## Exercise input:
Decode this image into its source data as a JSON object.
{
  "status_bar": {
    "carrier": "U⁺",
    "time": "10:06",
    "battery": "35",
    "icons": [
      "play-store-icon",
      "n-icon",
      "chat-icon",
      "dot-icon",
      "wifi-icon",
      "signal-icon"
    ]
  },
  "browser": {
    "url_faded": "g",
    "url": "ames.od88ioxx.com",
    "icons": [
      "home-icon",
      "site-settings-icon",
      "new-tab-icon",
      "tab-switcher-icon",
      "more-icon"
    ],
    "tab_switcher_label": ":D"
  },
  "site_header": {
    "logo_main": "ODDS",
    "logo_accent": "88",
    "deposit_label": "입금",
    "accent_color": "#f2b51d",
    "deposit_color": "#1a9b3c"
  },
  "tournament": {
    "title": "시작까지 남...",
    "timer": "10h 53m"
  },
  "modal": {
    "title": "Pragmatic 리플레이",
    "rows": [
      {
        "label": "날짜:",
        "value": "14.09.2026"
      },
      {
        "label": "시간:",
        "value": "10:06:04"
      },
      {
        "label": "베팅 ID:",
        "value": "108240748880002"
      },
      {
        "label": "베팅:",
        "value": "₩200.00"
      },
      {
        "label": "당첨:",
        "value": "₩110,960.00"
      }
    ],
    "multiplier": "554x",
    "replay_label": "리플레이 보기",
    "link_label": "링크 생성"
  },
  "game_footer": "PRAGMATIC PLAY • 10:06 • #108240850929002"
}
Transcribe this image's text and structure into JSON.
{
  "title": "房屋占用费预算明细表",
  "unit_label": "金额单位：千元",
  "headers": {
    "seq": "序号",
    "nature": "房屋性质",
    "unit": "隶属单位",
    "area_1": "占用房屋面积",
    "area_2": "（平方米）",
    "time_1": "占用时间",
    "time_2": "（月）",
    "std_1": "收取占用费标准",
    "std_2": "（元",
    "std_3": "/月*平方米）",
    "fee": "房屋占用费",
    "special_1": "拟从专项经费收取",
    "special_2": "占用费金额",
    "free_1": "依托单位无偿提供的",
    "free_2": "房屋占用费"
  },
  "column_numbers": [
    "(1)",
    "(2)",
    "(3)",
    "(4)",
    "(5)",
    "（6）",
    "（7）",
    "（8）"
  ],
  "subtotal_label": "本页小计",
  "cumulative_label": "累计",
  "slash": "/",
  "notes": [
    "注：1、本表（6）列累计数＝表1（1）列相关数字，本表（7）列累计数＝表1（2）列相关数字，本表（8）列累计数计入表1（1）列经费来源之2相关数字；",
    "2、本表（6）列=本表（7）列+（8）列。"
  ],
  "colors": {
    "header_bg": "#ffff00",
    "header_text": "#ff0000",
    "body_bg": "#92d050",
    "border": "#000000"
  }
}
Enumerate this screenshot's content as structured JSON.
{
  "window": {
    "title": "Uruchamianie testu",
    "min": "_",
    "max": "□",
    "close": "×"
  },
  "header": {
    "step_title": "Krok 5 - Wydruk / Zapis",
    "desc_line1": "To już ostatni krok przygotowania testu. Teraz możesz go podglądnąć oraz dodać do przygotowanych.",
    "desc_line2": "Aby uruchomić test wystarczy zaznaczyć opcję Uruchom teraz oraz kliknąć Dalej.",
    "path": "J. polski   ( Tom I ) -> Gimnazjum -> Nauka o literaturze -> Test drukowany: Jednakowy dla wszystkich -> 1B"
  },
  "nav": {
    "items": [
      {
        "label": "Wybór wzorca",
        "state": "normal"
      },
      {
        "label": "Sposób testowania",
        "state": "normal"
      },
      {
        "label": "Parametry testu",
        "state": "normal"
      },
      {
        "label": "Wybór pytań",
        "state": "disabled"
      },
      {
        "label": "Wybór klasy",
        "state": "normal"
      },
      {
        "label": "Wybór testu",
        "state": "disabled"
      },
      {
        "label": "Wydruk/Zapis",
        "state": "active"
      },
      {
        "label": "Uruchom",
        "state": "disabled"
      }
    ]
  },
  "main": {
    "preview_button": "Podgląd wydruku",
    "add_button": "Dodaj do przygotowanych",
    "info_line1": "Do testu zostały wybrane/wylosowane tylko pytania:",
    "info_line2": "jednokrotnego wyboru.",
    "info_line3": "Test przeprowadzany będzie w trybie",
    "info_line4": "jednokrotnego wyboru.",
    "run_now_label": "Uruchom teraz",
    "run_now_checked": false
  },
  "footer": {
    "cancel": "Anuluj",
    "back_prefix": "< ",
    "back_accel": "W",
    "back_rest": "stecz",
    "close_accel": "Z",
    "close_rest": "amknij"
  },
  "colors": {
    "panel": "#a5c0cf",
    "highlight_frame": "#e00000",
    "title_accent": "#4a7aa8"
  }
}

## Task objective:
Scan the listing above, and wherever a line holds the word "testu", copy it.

## Written answer:
    "title": "Uruchamianie testu",
    "desc_line1": "To już ostatni krok przygotowania testu. Teraz możesz go podglądnąć oraz dodać do przygotowanych.",
        "label": "Parametry testu",
        "label": "Wybór testu",
    "info_line1": "Do testu zostały wybrane/wylosowane tylko pytania:",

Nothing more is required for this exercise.